This Week in the Shop we build small cabinet. Cabinet making epitomizes fine woodworking, as it rewards accuracy, consistency, and attention to detail. Cabinets can be found in the workshop, in the kitchen, as furniture, as built-ins. Great cabinets add value to the home and definitely have the wow factor.
While cabinet making may seem like a inscrutable dark art, basic cabinets are a breeze to put together if you have a few select tools. This cabinet build relies on the table saw and the router and showcases the versatility of shellac as a finish.
This particular cabinet will hold my son’s growing fossil & gem collection. Shallow shelves with scoops hold common tool boxes. This would also be a great workshop project and the skills are transferable to other pieces.
This week in the shop, my brother-in-law and I completed a simple nightstand featuring an oil & shellac finish, pocket hole construction, tapered legs and proportional design techniques. Check it out! Continue reading This Week in the Shop: Spalted Red Oak Nightstand

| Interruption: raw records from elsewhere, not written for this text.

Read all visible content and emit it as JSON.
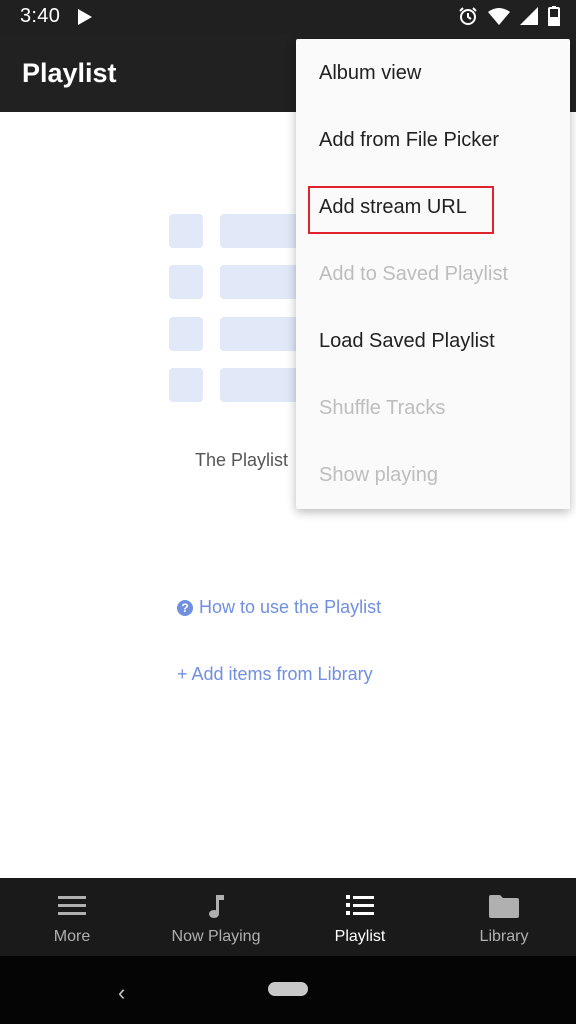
{
  "status_bar": {
    "time": "3:40",
    "icons": [
      "play-icon",
      "alarm-icon",
      "wifi-icon",
      "signal-icon",
      "battery-icon"
    ]
  },
  "app_bar": {
    "title": "Playlist"
  },
  "empty_state": {
    "message": "The Playlist",
    "help_link": "How to use the Playlist",
    "add_link": "+ Add items from Library",
    "link_color": "#6f8fe0"
  },
  "menu": {
    "items": [
      {
        "label": "Album view",
        "enabled": true
      },
      {
        "label": "Add from File Picker",
        "enabled": true
      },
      {
        "label": "Add stream URL",
        "enabled": true,
        "highlighted": true
      },
      {
        "label": "Add to Saved Playlist",
        "enabled": false
      },
      {
        "label": "Load Saved Playlist",
        "enabled": true
      },
      {
        "label": "Shuffle Tracks",
        "enabled": false
      },
      {
        "label": "Show playing",
        "enabled": false
      }
    ],
    "highlight_color": "#e0242e"
  },
  "bottom_nav": {
    "items": [
      {
        "label": "More",
        "icon": "menu-icon",
        "active": false
      },
      {
        "label": "Now Playing",
        "icon": "music-note-icon",
        "active": false
      },
      {
        "label": "Playlist",
        "icon": "list-icon",
        "active": true
      },
      {
        "label": "Library",
        "icon": "folder-icon",
        "active": false
      }
    ]
  },
  "system_nav": {
    "icons": [
      "back-icon",
      "home-icon"
    ]
  }
}
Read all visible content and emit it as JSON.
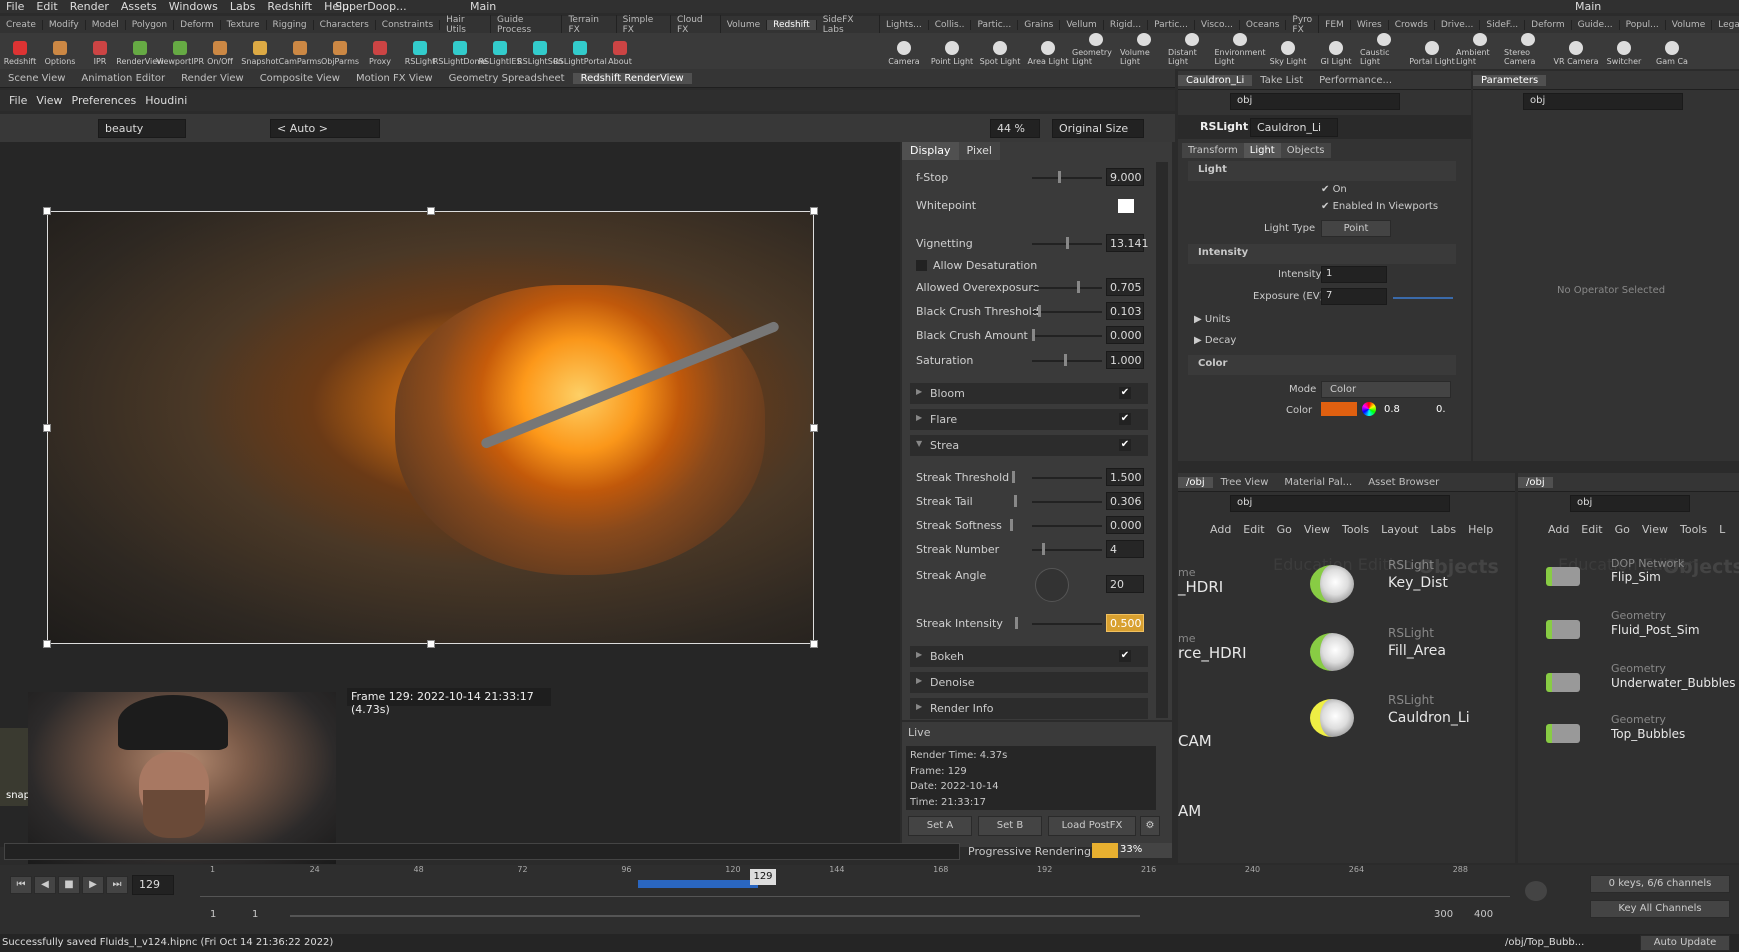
{
  "menubar": {
    "items": [
      "File",
      "Edit",
      "Render",
      "Assets",
      "Windows",
      "Labs",
      "Redshift",
      "Help"
    ],
    "desktop": "SuperDoop...",
    "main": "Main",
    "main_right": "Main"
  },
  "shelf": {
    "tabs": [
      "Create",
      "Modify",
      "Model",
      "Polygon",
      "Deform",
      "Texture",
      "Rigging",
      "Characters",
      "Constraints",
      "Hair Utils",
      "Guide Process",
      "Terrain FX",
      "Simple FX",
      "Cloud FX",
      "Volume",
      "Redshift",
      "SideFX Labs"
    ],
    "active": "Redshift",
    "tools": [
      "Redshift",
      "Options",
      "IPR",
      "RenderView",
      "ViewportIPR",
      "On/Off",
      "Snapshot",
      "CamParms",
      "ObjParms",
      "Proxy",
      "RSLight",
      "RSLightDome",
      "RSLightIES",
      "RSLightSun",
      "RSLightPortal",
      "About"
    ],
    "tool_colors": [
      "#d33",
      "#c84",
      "#c44",
      "#6a4",
      "#6a4",
      "#c84",
      "#da4",
      "#c84",
      "#c84",
      "#c44",
      "#3cc",
      "#3cc",
      "#3cc",
      "#3cc",
      "#3cc",
      "#c44"
    ]
  },
  "shelf2": {
    "tabs": [
      "Lights...",
      "Collis..",
      "Partic...",
      "Grains",
      "Vellum",
      "Rigid...",
      "Partic...",
      "Visco...",
      "Oceans",
      "Pyro FX",
      "FEM",
      "Wires",
      "Crowds",
      "Drive...",
      "SideF...",
      "Deform",
      "Guide...",
      "Popul...",
      "Volume",
      "Legac..."
    ],
    "tools": [
      "Camera",
      "Point Light",
      "Spot Light",
      "Area Light",
      "Geometry Light",
      "Volume Light",
      "Distant Light",
      "Environment Light",
      "Sky Light",
      "GI Light",
      "Caustic Light",
      "Portal Light",
      "Ambient Light",
      "Stereo Camera",
      "VR Camera",
      "Switcher",
      "Gam Ca"
    ]
  },
  "pane_tabs": [
    "Scene View",
    "Animation Editor",
    "Render View",
    "Composite View",
    "Motion FX View",
    "Geometry Spreadsheet",
    "Redshift RenderView"
  ],
  "pane_tabs_active": "Redshift RenderView",
  "rv_menu": [
    "File",
    "View",
    "Preferences",
    "Houdini"
  ],
  "rv_toolbar": {
    "aov": "beauty",
    "camera": "< Auto >",
    "zoom": "44 %",
    "size": "Original Size"
  },
  "caption": "Frame 129: 2022-10-14 21:33:17 (4.73s)",
  "webcam_label": "snap",
  "display_tabs": [
    "Display",
    "Pixel"
  ],
  "post": {
    "fstop": {
      "label": "f-Stop",
      "value": "9.000"
    },
    "whitepoint": {
      "label": "Whitepoint"
    },
    "vignetting": {
      "label": "Vignetting",
      "value": "13.141"
    },
    "allow_desat": {
      "label": "Allow Desaturation"
    },
    "allowed_over": {
      "label": "Allowed Overexposure",
      "value": "0.705"
    },
    "black_thresh": {
      "label": "Black Crush Threshold",
      "value": "0.103"
    },
    "black_amount": {
      "label": "Black Crush Amount",
      "value": "0.000"
    },
    "saturation": {
      "label": "Saturation",
      "value": "1.000"
    },
    "bloom": "Bloom",
    "flare": "Flare",
    "streak": "Strea",
    "streak_threshold": {
      "label": "Streak Threshold",
      "value": "1.500"
    },
    "streak_tail": {
      "label": "Streak Tail",
      "value": "0.306"
    },
    "streak_softness": {
      "label": "Streak Softness",
      "value": "0.000"
    },
    "streak_number": {
      "label": "Streak Number",
      "value": "4"
    },
    "streak_angle": {
      "label": "Streak Angle",
      "value": "20"
    },
    "streak_intensity": {
      "label": "Streak Intensity",
      "value": "0.500"
    },
    "bokeh": "Bokeh",
    "denoise": "Denoise",
    "render_info": "Render Info"
  },
  "live": {
    "title": "Live",
    "lines": [
      "Render Time: 4.37s",
      "Frame: 129",
      "Date: 2022-10-14",
      "Time: 21:33:17"
    ],
    "set_a": "Set A",
    "set_b": "Set B",
    "load_postfx": "Load PostFX"
  },
  "progress": {
    "label": "Progressive Rendering...",
    "pct": "33%"
  },
  "light_tabs": [
    "Cauldron_Li",
    "Take List",
    "Performance..."
  ],
  "rslight": {
    "type": "RSLight",
    "name": "Cauldron_Li",
    "tabs": [
      "Transform",
      "Light",
      "Objects"
    ],
    "active": "Light",
    "light_head": "Light",
    "on": "On",
    "enabled": "Enabled In Viewports",
    "light_type_lbl": "Light Type",
    "light_type": "Point",
    "intensity_head": "Intensity",
    "intensity_lbl": "Intensity",
    "intensity": "1",
    "exposure_lbl": "Exposure (EV)",
    "exposure": "7",
    "units": "Units",
    "decay": "Decay",
    "color_head": "Color",
    "mode_lbl": "Mode",
    "mode": "Color",
    "color_lbl": "Color",
    "color_val": "0.8",
    "color_val2": "0.",
    "color_swatch": "#e06010"
  },
  "path": "obj",
  "params": {
    "tab": "Parameters",
    "path": "obj",
    "empty": "No Operator Selected"
  },
  "net_tabs": [
    "/obj",
    "Tree View",
    "Material Pal...",
    "Asset Browser"
  ],
  "net_menu": [
    "Add",
    "Edit",
    "Go",
    "View",
    "Tools",
    "Layout",
    "Labs",
    "Help"
  ],
  "net_watermark": "Education Edition",
  "net_watermark2": "Objects",
  "net_left_labels": [
    "_HDRI",
    "rce_HDRI",
    "CAM",
    "AM"
  ],
  "net_left_labels_pre": [
    "me",
    "me"
  ],
  "nodes": [
    {
      "type": "RSLight",
      "name": "Key_Dist"
    },
    {
      "type": "RSLight",
      "name": "Fill_Area"
    },
    {
      "type": "RSLight",
      "name": "Cauldron_Li"
    }
  ],
  "net2_tab": "/obj",
  "net2_menu": [
    "Add",
    "Edit",
    "Go",
    "View",
    "Tools",
    "L"
  ],
  "net2_nodes": [
    {
      "type": "DOP Network",
      "name": "Flip_Sim"
    },
    {
      "type": "Geometry",
      "name": "Fluid_Post_Sim"
    },
    {
      "type": "Geometry",
      "name": "Underwater_Bubbles"
    },
    {
      "type": "Geometry",
      "name": "Top_Bubbles"
    }
  ],
  "timeline": {
    "frame": "129",
    "ticks": [
      "1",
      "24",
      "48",
      "72",
      "96",
      "120",
      "144",
      "168",
      "192",
      "216",
      "240",
      "264",
      "288"
    ],
    "start": "1",
    "start2": "1",
    "end": "300",
    "end2": "400",
    "keys": "0 keys, 6/6 channels",
    "key_all": "Key All Channels",
    "auto": "Auto Update"
  },
  "status": "Successfully saved Fluids_I_v124.hipnc (Fri Oct 14 21:36:22 2022)",
  "status_path": "/obj/Top_Bubb..."
}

It’s not all kid-projects and makerspaces tours in this space. I have a little time for personal projects. After sorting my shop in my recent relocation, I cannibalized the irons from some really terrible (and I mean terrible) hand planes. … Continue reading This Week in the Shop: Wood Hand Planes & Spray Finish

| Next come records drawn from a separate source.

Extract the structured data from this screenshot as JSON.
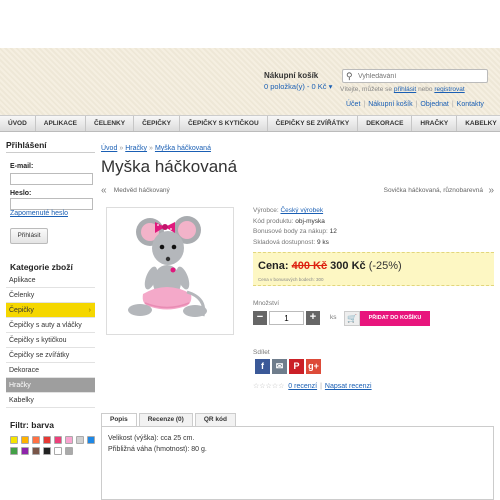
{
  "header": {
    "cart_title": "Nákupní košík",
    "cart_summary": "0 položka(y) - 0 Kč",
    "cart_summary_arrow": "▾",
    "search_placeholder": "Vyhledávání",
    "welcome_prefix": "Vítejte, můžete se",
    "welcome_login": "přihlásit",
    "welcome_middle": "nebo",
    "welcome_register": "registrovat",
    "toplinks": [
      "Účet",
      "Nákupní košík",
      "Objednat",
      "Kontakty"
    ]
  },
  "nav": {
    "items": [
      "ÚVOD",
      "APLIKACE",
      "ČELENKY",
      "ČEPIČKY",
      "ČEPIČKY S KYTIČKOU",
      "ČEPIČKY SE ZVÍŘÁTKY",
      "DEKORACE",
      "HRAČKY",
      "KABELKY"
    ]
  },
  "sidebar": {
    "login_heading": "Přihlášení",
    "email_label": "E-mail:",
    "password_label": "Heslo:",
    "forgot_link": "Zapomenuté heslo",
    "login_button": "Přihlásit",
    "categories_heading": "Kategorie zboží",
    "categories": [
      "Aplikace",
      "Čelenky",
      "Čepičky",
      "Čepičky s auty a vláčky",
      "Čepičky s kytičkou",
      "Čepičky se zvířátky",
      "Dekorace",
      "Hračky",
      "Kabelky"
    ],
    "category_arrow": "›",
    "filter_heading": "Filtr: barva",
    "swatch_colors": [
      "#f5e400",
      "#ffb300",
      "#ff7043",
      "#e53935",
      "#ec407a",
      "#f8a5d0",
      "#d0d0d0",
      "#1e88e5",
      "#43a047",
      "#8e24aa",
      "#795548",
      "#222222",
      "#ffffff",
      "#aaaaaa"
    ]
  },
  "product": {
    "breadcrumb": [
      "Úvod",
      "Hračky",
      "Myška háčkovaná"
    ],
    "breadcrumb_sep": "»",
    "title": "Myška háčkovaná",
    "prev_arrow": "«",
    "prev_label": "Medvěd háčkovaný",
    "next_label": "Sovička háčkovaná, různobarevná",
    "next_arrow": "»",
    "specs": [
      {
        "label": "Výrobce:",
        "value": "Český výrobek"
      },
      {
        "label": "Kód produktu:",
        "value": "obj-myska"
      },
      {
        "label": "Bonusové body za nákup:",
        "value": "12"
      },
      {
        "label": "Skladová dostupnost:",
        "value": "9 ks"
      }
    ],
    "price_label": "Cena:",
    "old_price": "400 Kč",
    "new_price": "300 Kč",
    "discount": "(-25%)",
    "price_note": "Cena v bonusových bodech: 300",
    "qty_label": "Množství",
    "qty_value": "1",
    "qty_minus": "−",
    "qty_plus": "+",
    "qty_unit": "ks",
    "add_to_cart": "PŘIDAT DO KOŠÍKU",
    "share_label": "Sdílet",
    "social": [
      "f",
      "✉",
      "P",
      "g+"
    ],
    "social_colors": [
      "#3b5998",
      "#6f7d8c",
      "#cb2027",
      "#dd4b39"
    ],
    "stars": "☆☆☆☆☆",
    "reviews_link": "0 recenzí",
    "write_review": "Napsat recenzi"
  },
  "tabs": {
    "labels": [
      "Popis",
      "Recenze (0)",
      "QR kód"
    ],
    "description": [
      "Velikost (výška): cca 25 cm.",
      "Přibližná váha (hmotnost): 80 g."
    ]
  }
}
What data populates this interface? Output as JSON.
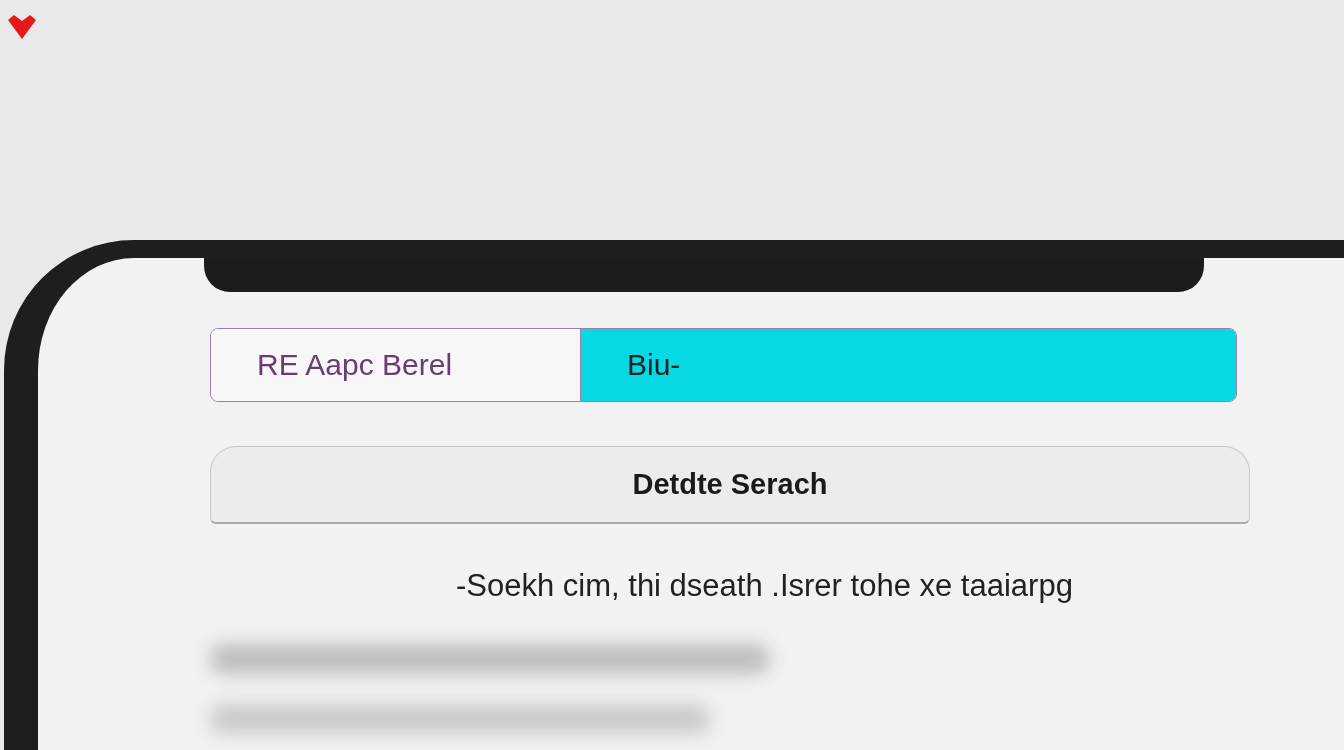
{
  "segments": [
    {
      "label": "RE Aapc Berel",
      "selected": false
    },
    {
      "label": "Biu-",
      "selected": true
    }
  ],
  "delete_button": {
    "label": "Detdte Serach"
  },
  "hint": "-Soekh cim, thi dseath .Isrer tohe xe taaiarpg"
}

This is the third Tool Primer article on finishing your woodworking project. You can find Part One: Sanding here and Part Two: Penetrating Oils here.

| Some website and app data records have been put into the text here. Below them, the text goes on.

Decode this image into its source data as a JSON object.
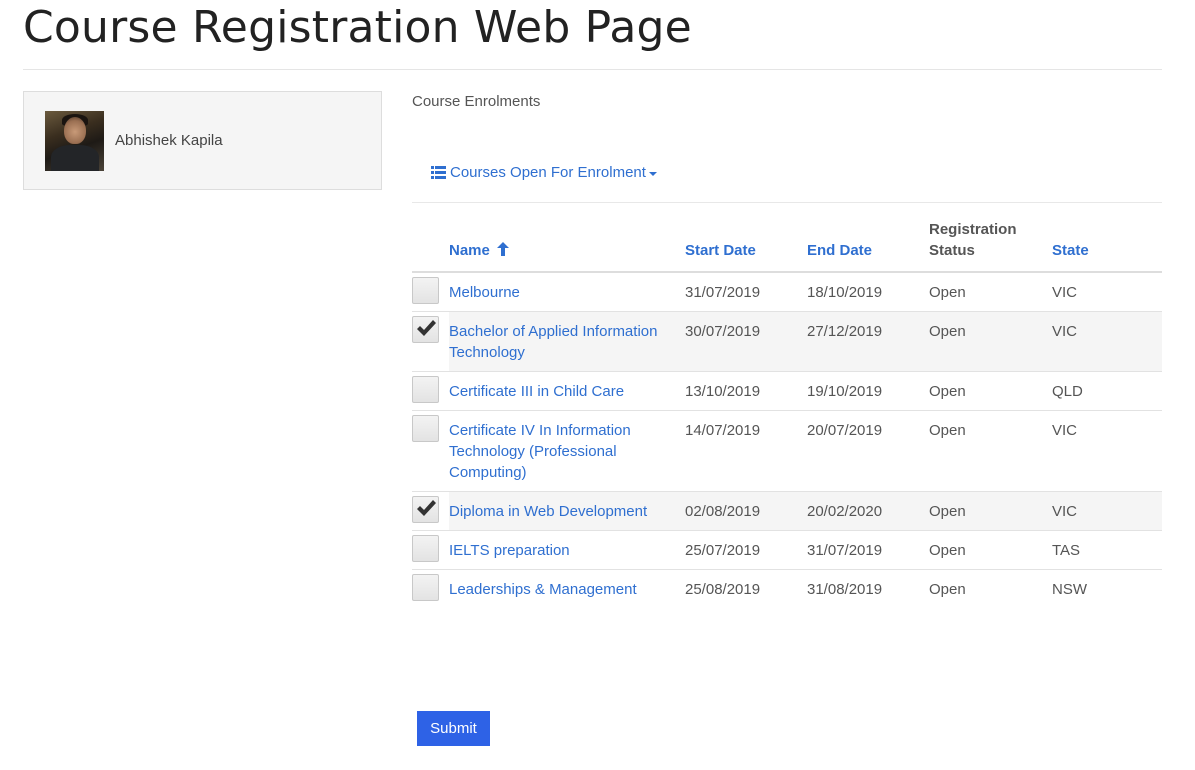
{
  "page": {
    "title": "Course Registration Web Page"
  },
  "profile": {
    "name": "Abhishek Kapila"
  },
  "section": {
    "label": "Course Enrolments"
  },
  "dropdown": {
    "label": "Courses Open For Enrolment"
  },
  "table": {
    "headers": {
      "name": "Name",
      "start_date": "Start Date",
      "end_date": "End Date",
      "status_line1": "Registration",
      "status_line2": "Status",
      "state": "State"
    },
    "sort": {
      "column": "Name",
      "direction": "ascending"
    },
    "rows": [
      {
        "checked": false,
        "name": "Melbourne",
        "start": "31/07/2019",
        "end": "18/10/2019",
        "status": "Open",
        "state": "VIC"
      },
      {
        "checked": true,
        "name": "Bachelor of Applied Information Technology",
        "start": "30/07/2019",
        "end": "27/12/2019",
        "status": "Open",
        "state": "VIC"
      },
      {
        "checked": false,
        "name": "Certificate III in Child Care",
        "start": "13/10/2019",
        "end": "19/10/2019",
        "status": "Open",
        "state": "QLD"
      },
      {
        "checked": false,
        "name": "Certificate IV In Information Technology (Professional Computing)",
        "start": "14/07/2019",
        "end": "20/07/2019",
        "status": "Open",
        "state": "VIC"
      },
      {
        "checked": true,
        "name": "Diploma in Web Development",
        "start": "02/08/2019",
        "end": "20/02/2020",
        "status": "Open",
        "state": "VIC"
      },
      {
        "checked": false,
        "name": "IELTS preparation",
        "start": "25/07/2019",
        "end": "31/07/2019",
        "status": "Open",
        "state": "TAS"
      },
      {
        "checked": false,
        "name": "Leaderships & Management",
        "start": "25/08/2019",
        "end": "31/08/2019",
        "status": "Open",
        "state": "NSW"
      }
    ]
  },
  "actions": {
    "submit_label": "Submit"
  },
  "colors": {
    "link": "#2f6fd0",
    "button": "#2e62e6",
    "panel": "#f5f5f5"
  },
  "icons": {
    "list": "list-icon",
    "sort": "arrow-up-icon",
    "check": "check-icon"
  }
}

In this article I will discuss the film finishes available for woodworking projects at most local big-box hardware stores. The first step is creating a clean, dust-free uniform surface by sanding all a parts to a high grit. I detailed my process in Part One. The finishing process is the difference between a good woodworking project and a heirloom piece of furniture. When I want to really knock a project out of the park, I focus much of my energy on choosing and creating a proper finish.
The newest piece to walk out of my home workshop. A dining bench up-cycled from a bed frame. If you are interested in seeing plans, drop a line to me, my contact is below. Make it safe & keep the … Continue reading This Week In the Shop: Dining Bench Made from Upcycled Bed Frame
Earlier in the year, the great folks at Canyon Mesquite donated a number of spalted red oak boards to make furniture out of. It took a while, but we finally made some great use of them. Finished with Howard’s Feed-N-Wax. … Continue reading This Week in The Classroom: The Simple Coffee Table in Spalted Red Oak
It has been a while since I’ve shared a completed project from my bench. I haven’t been particularly inactive, just an inactive blogger. Recently, I completed a queen-sized platform bed for my wife and I. I completed the footboard over last winter break, and this summer I took on the headboard.
The headboard and rails are put together with pocket hole joinery. The headboard, made out of solid birch and poplar, is way too heavy for the light rails. Instead of raising the height of the bed and creating thicker rails, I used a french cleat in my wall to hang the headboard. The bed is rock solid now. Finished with amber shellac and wax. Check out the Sketch-Up drawing for more info. Continue reading “This Week In the Shop: Queen-Sized Bed”
This project was for my mother. In order to do it though, I had to build a woodworking shop for my father. Interesting how that works out. All told, this project cost under $50. My father’s garage stuff collection netted … Continue reading This Week in the Shop: A Quiet Place
Of the three or so classes I’ve taught at TX/RX Labs and the twenty to thirty projects I’ve taught at work, the simple bench project remains my favorite. It is an intermediate level project which can be reached by absolute beginners, it’s cheap to build (approximately $15 w/ finish) and it lends itself to multiple machines (tablesaw, bandsaw, drill press) and hand tools. I present the latest and greatest class yet: Special thanks to Pratt for building extra supports for himself and everyone else, shout out to Sean for the intense questions, my teaching assistants, and everyone else in the … Continue reading Community Watch: Build a Bench Is Complete!